Residents of Red States, where leaders appear most opposed to President Obama's sweeping healthcare overhaul, could stand to gain the most if the act is allowed to be fully implemented, according to one analysis.
South Carolina ranks No. 4 on the list with a high percentage of uninsured residents who could qualify for Medicaid under Obamacare's new rules that open Medicaid to individuals and families that make up to 133 percent of the poverty line, according to the Aol Daily Finance story.
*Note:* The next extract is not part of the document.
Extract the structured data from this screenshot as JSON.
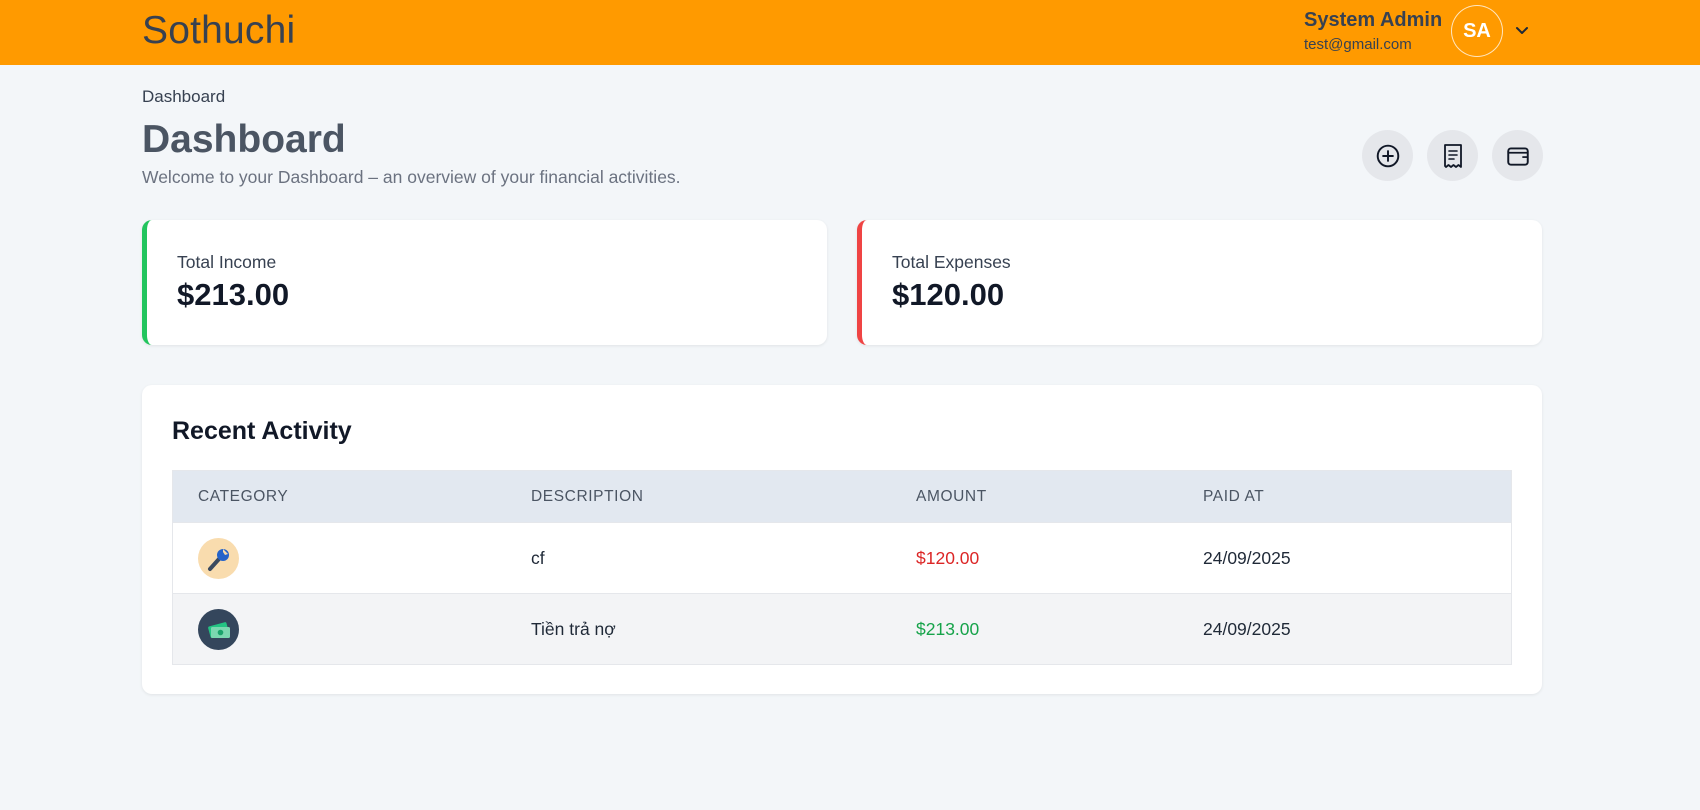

South Carolina Gov. Nikki Haley has already vowed to reject the Medicaid expansion, Daily Finance reports. Her state has one of the highest percentages of uninsured citizens: 19.9 percent of South Carolinians under age 65 don't have insurance. 12.7 percent of children under 18 are also uninsured. Under the proposed new Medicare rules, the percentage of [low-income] people without health insurance would drop by 56.4 percent.
The problem, according to the governors, is that states pay 43 percent of Medicaid's tab. A massive expansion of the program could bankrupt states, governors say. Daily Finance reports, however, that the federal government has promised to fully fund the increases until 2020 and after that the feds will still pay 90 percent of the expanded Medicaid rolls.
Other states that stand to gain the most from the Medicaid changes include Kentucky, Mississippi and West Virginia. See the whole list, including the states that stand to gain the least, on Aol Daily Finance.